■ **Source records**
* * *

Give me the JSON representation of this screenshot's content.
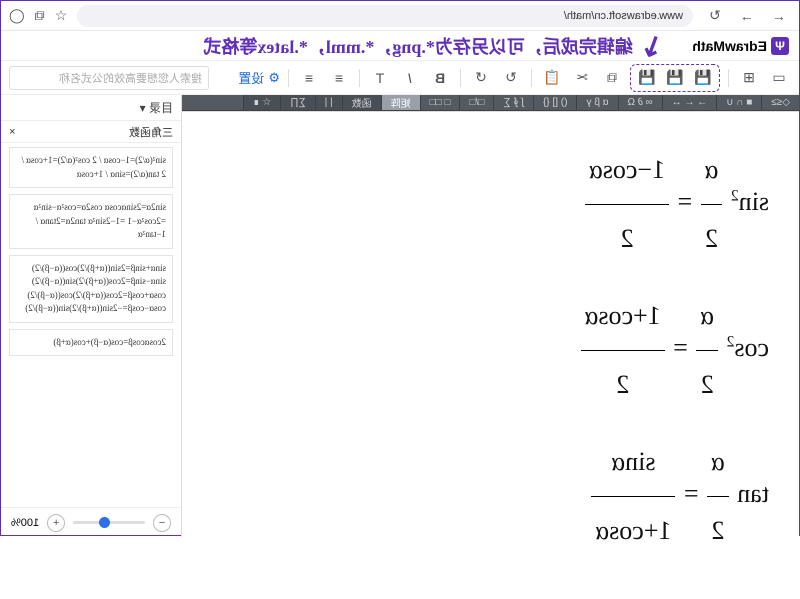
{
  "browser": {
    "url": "www.edrawsoft.cn/math/",
    "nav": {
      "back": "←",
      "forward": "→",
      "reload": "↻"
    },
    "right": {
      "star": "☆",
      "ext": "⧉",
      "user": "◯"
    }
  },
  "logo": {
    "glyph": "Ψ",
    "text": "EdrawMath"
  },
  "annotation": {
    "arrow": "↘",
    "text": "编辑完成后，可以另存为*.png，*.mml，*.latex等格式"
  },
  "toolbar": {
    "folder": "▭",
    "plus": "⊞",
    "save1": "💾",
    "save2": "💾",
    "save3": "💾",
    "copy": "⧉",
    "cut": "✂",
    "paste": "📋",
    "redo": "↻",
    "undo": "↺",
    "bold": "B",
    "italic": "I",
    "text": "T",
    "alignL": "≡",
    "alignC": "≡",
    "gear": "⚙",
    "settings_label": "设置",
    "search_ph": "搜索人您想要高效的公式名称"
  },
  "sym_tabs": [
    "◇≤≥",
    "■ ∩ ∪",
    "→ ← ↔",
    "∞ ∂ Ω",
    "α β γ",
    "() [] {}",
    "∫ ∮ ∑",
    "□/□",
    "□ □□",
    "矩阵",
    "函数",
    "| |",
    "∑∏",
    "☆ ∎"
  ],
  "active_tab_index": 9,
  "sym_grid": [
    "□",
    "▭",
    "▯",
    "▢",
    "⬚",
    "⊞",
    "⊟",
    "⊡",
    "⊠",
    "⌷",
    "⌸",
    "⌹",
    "⌺",
    "⌻",
    "⎕",
    "⎔",
    "⌗",
    "⌘",
    "⌦",
    "⌫",
    "⌧",
    "⊕",
    "⊖",
    "⊗",
    "⊘",
    "⊙",
    "⊚",
    "⊛",
    "⌶",
    "⌇",
    "⌆",
    "⌅",
    "⌄",
    "⌃",
    "⌂",
    "⌁",
    "⌀",
    "⋮",
    "⋯",
    "⋰",
    "⋱",
    "⁞",
    "⁝",
    "∴",
    "∵",
    "∶",
    "∷",
    "⦀",
    "‖",
    "|",
    "¦",
    "╎",
    "╏",
    "┊",
    "┋",
    "┆"
  ],
  "mini_grid": [
    "☐",
    "⊡",
    "△",
    "▽",
    "○",
    "◇",
    "□",
    "◻",
    "◼",
    "◦",
    "•",
    "▪"
  ],
  "equations": {
    "e1": {
      "lnum": "α",
      "lden": "2",
      "lhs_pre": "sin",
      "lhs_sup": "2",
      "rnum": "1−cosα",
      "rden": "2"
    },
    "e2": {
      "lnum": "α",
      "lden": "2",
      "lhs_pre": "cos",
      "lhs_sup": "2",
      "rnum": "1+cosα",
      "rden": "2"
    },
    "e3": {
      "lnum": "α",
      "lden": "2",
      "lhs_pre": "tan",
      "lhs_sup": "",
      "rnum": "sinα",
      "rden": "1+cosα"
    }
  },
  "sidebar": {
    "head": "目录 ▾",
    "sub": "三角函数",
    "close": "×",
    "cards": [
      "sin²(α/2)=1−cosα / 2\ncos²(α/2)=1+cosα / 2\ntan(α/2)=sinα / 1+cosα",
      "sin2α=2sinαcosα\ncos2α=cos²α−sin²α\n    =2cos²α−1\n    =1−2sin²α\ntan2α=2tanα / 1−tan²α",
      "sinα+sinβ=2sin((α+β)/2)cos((α−β)/2)\nsinα−sinβ=2cos((α+β)/2)sin((α−β)/2)\ncosα+cosβ=2cos((α+β)/2)cos((α−β)/2)\ncosα−cosβ=−2sin((α+β)/2)sin((α−β)/2)",
      "2cosαcosβ=cos(α−β)+cos(α+β)"
    ]
  },
  "zoom": {
    "minus": "−",
    "plus": "+",
    "pct": "100%"
  }
}
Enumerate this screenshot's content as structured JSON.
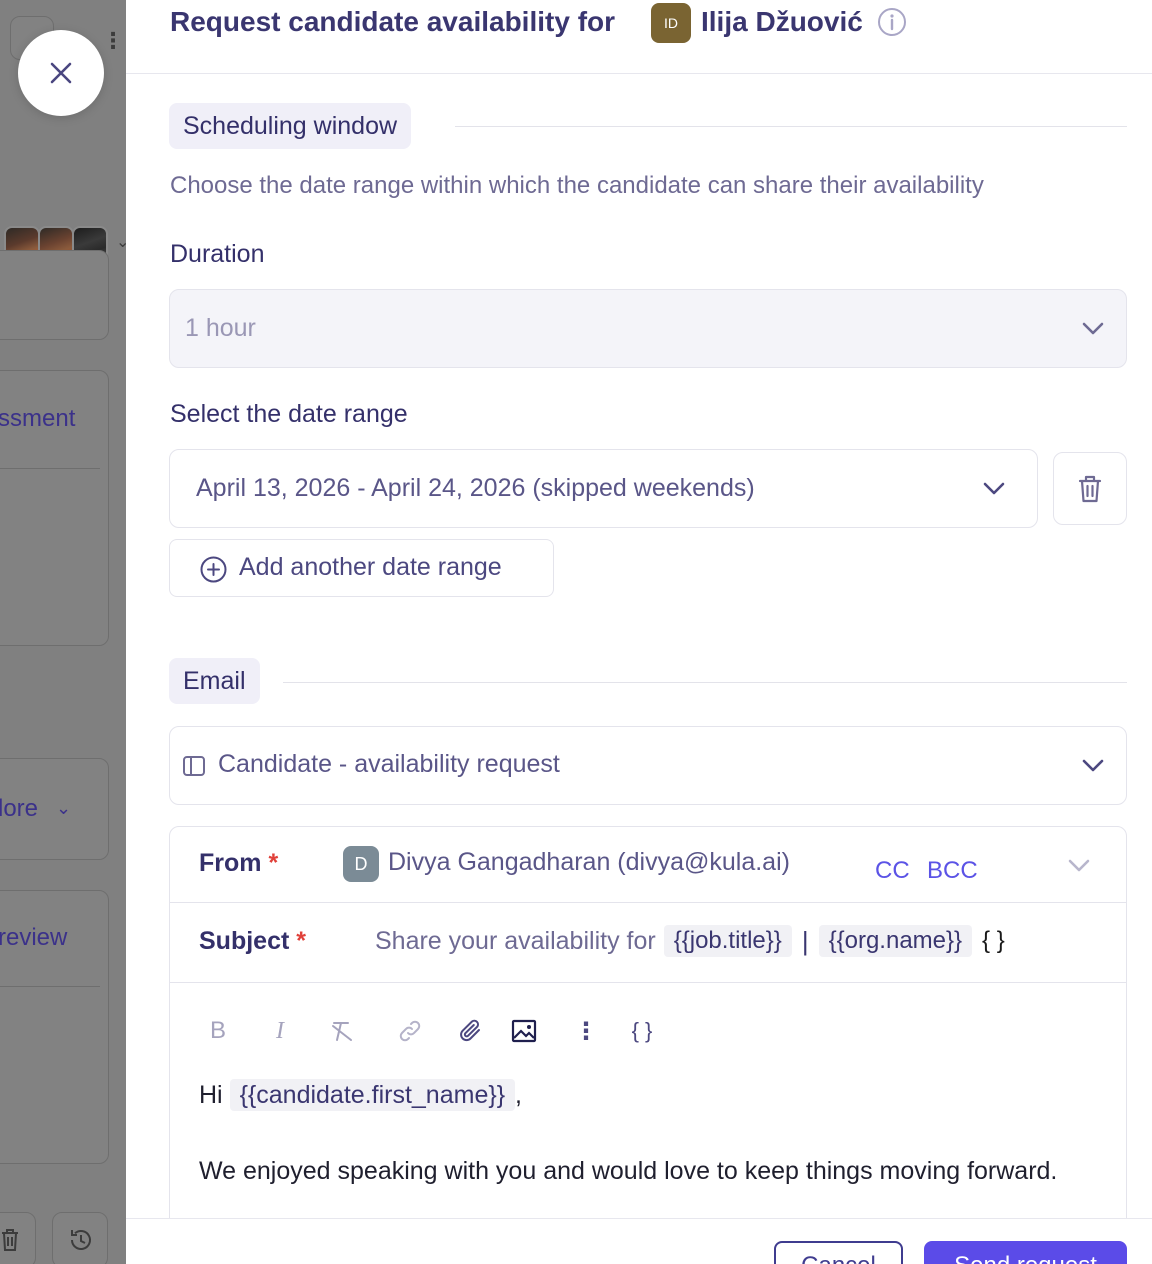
{
  "background": {
    "visible_labels": [
      "ssment",
      "lore",
      "review"
    ]
  },
  "header": {
    "title": "Request candidate availability for",
    "candidate_initials": "ID",
    "candidate_name": "Ilija Džuović"
  },
  "scheduling": {
    "section_label": "Scheduling window",
    "description": "Choose the date range within which the candidate can share their availability",
    "duration_label": "Duration",
    "duration_value": "1 hour",
    "date_range_label": "Select the date range",
    "date_range_value": "April 13, 2026 - April 24, 2026 (skipped weekends)",
    "add_range_label": "Add another date range"
  },
  "email": {
    "section_label": "Email",
    "template_value": "Candidate - availability request",
    "from_label": "From",
    "from_initial": "D",
    "from_value": "Divya Gangadharan (divya@kula.ai)",
    "cc_label": "CC",
    "bcc_label": "BCC",
    "subject_label": "Subject",
    "subject_prefix": "Share your availability for",
    "subject_tag_job": "{{job.title}}",
    "subject_separator": "|",
    "subject_tag_org": "{{org.name}}",
    "subject_braces": "{ }",
    "toolbar": {
      "bold": "B",
      "italic": "I",
      "variables": "{ }"
    },
    "body_greeting": "Hi",
    "body_tag": "{{candidate.first_name}}",
    "body_comma": ",",
    "body_paragraph": "We enjoyed speaking with you and would love to keep things moving forward."
  },
  "footer": {
    "cancel_label": "Cancel",
    "send_label": "Send request"
  },
  "colors": {
    "accent": "#5b4be8",
    "text_primary": "#34306a",
    "required": "#e0413a",
    "cc_link": "#5b53e6"
  }
}
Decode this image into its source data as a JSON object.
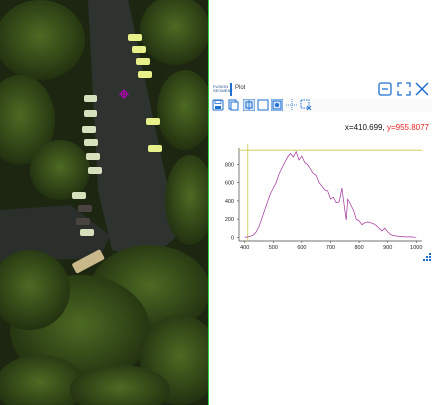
{
  "window": {
    "title": "Plot",
    "logo_line1": "FUSION",
    "logo_line2": "SEGMENT"
  },
  "toolbar": {
    "icons": [
      "save-icon",
      "copy-icon",
      "pan-icon",
      "zoom-box-icon",
      "zoom-fit-icon",
      "crosshair-icon",
      "clear-selection-icon"
    ]
  },
  "readout": {
    "x_label": "x=410.699,",
    "y_label": "y=955.8077"
  },
  "colors": {
    "line": "#a0329c",
    "crosshair": "#c9c84a",
    "accent": "#1f6fd1",
    "readout_y": "#e82020"
  },
  "chart_data": {
    "type": "line",
    "xlim": [
      380,
      1020
    ],
    "ylim": [
      -40,
      980
    ],
    "x_ticks": [
      400,
      500,
      600,
      700,
      800,
      900,
      1000
    ],
    "y_ticks": [
      0,
      200,
      400,
      600,
      800
    ],
    "crosshair": {
      "x": 410.699,
      "y": 955.8077
    },
    "series": [
      {
        "x": [
          400,
          410,
          420,
          430,
          440,
          450,
          460,
          470,
          480,
          490,
          500,
          510,
          520,
          530,
          540,
          550,
          560,
          570,
          580,
          590,
          600,
          610,
          620,
          630,
          640,
          650,
          660,
          670,
          680,
          690,
          700,
          710,
          720,
          730,
          740,
          750,
          755,
          760,
          770,
          780,
          790,
          800,
          810,
          820,
          830,
          840,
          850,
          860,
          870,
          880,
          890,
          900,
          910,
          920,
          930,
          940,
          950,
          960,
          970,
          980,
          990,
          1000
        ],
        "values": [
          0,
          5,
          12,
          25,
          60,
          120,
          210,
          300,
          390,
          480,
          540,
          600,
          690,
          760,
          820,
          880,
          920,
          880,
          940,
          850,
          890,
          820,
          800,
          750,
          700,
          680,
          600,
          560,
          520,
          510,
          420,
          440,
          380,
          390,
          540,
          300,
          190,
          420,
          360,
          300,
          200,
          180,
          140,
          160,
          170,
          160,
          150,
          130,
          100,
          70,
          100,
          60,
          30,
          20,
          15,
          10,
          8,
          5,
          5,
          5,
          3,
          2
        ]
      }
    ]
  }
}
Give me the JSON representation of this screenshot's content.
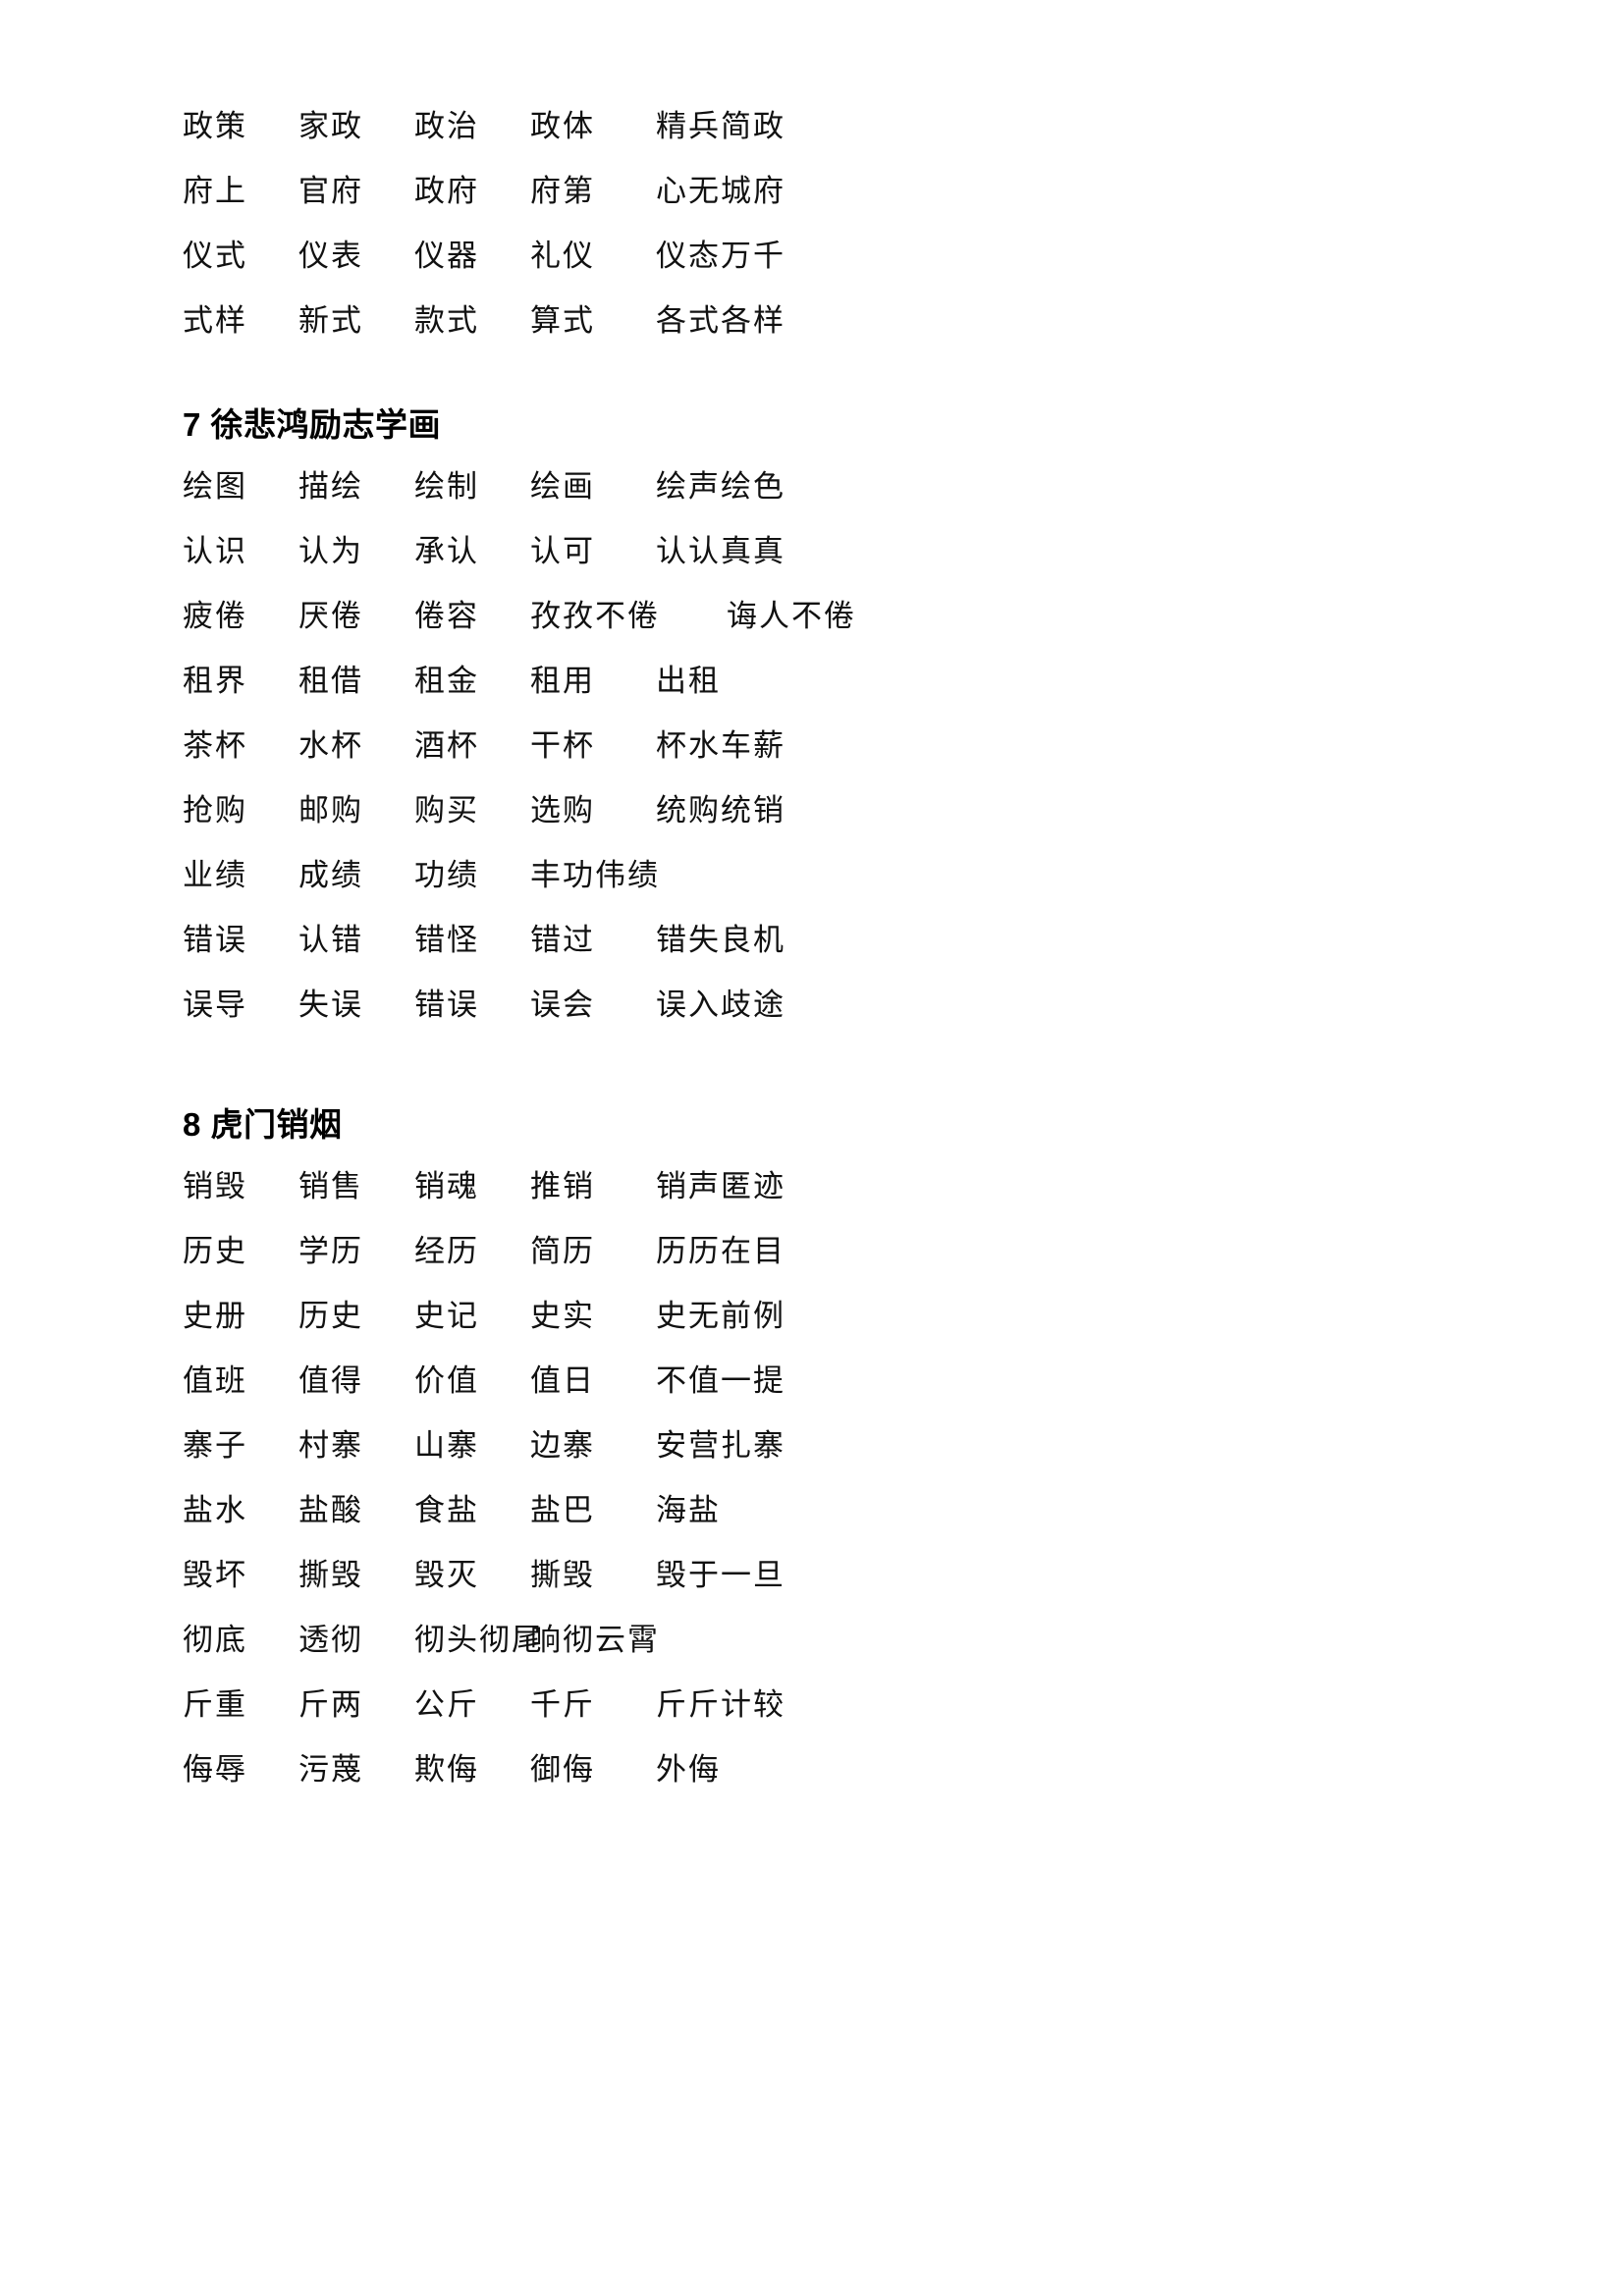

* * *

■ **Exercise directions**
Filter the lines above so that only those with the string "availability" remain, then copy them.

■ **Answer for the task**
    "title": "Request candidate availability for",
    "description": "Choose the date range within which the candidate can share their availability",
    "template_value": "Candidate - availability request",
    "subject_prefix": "Share your availability for",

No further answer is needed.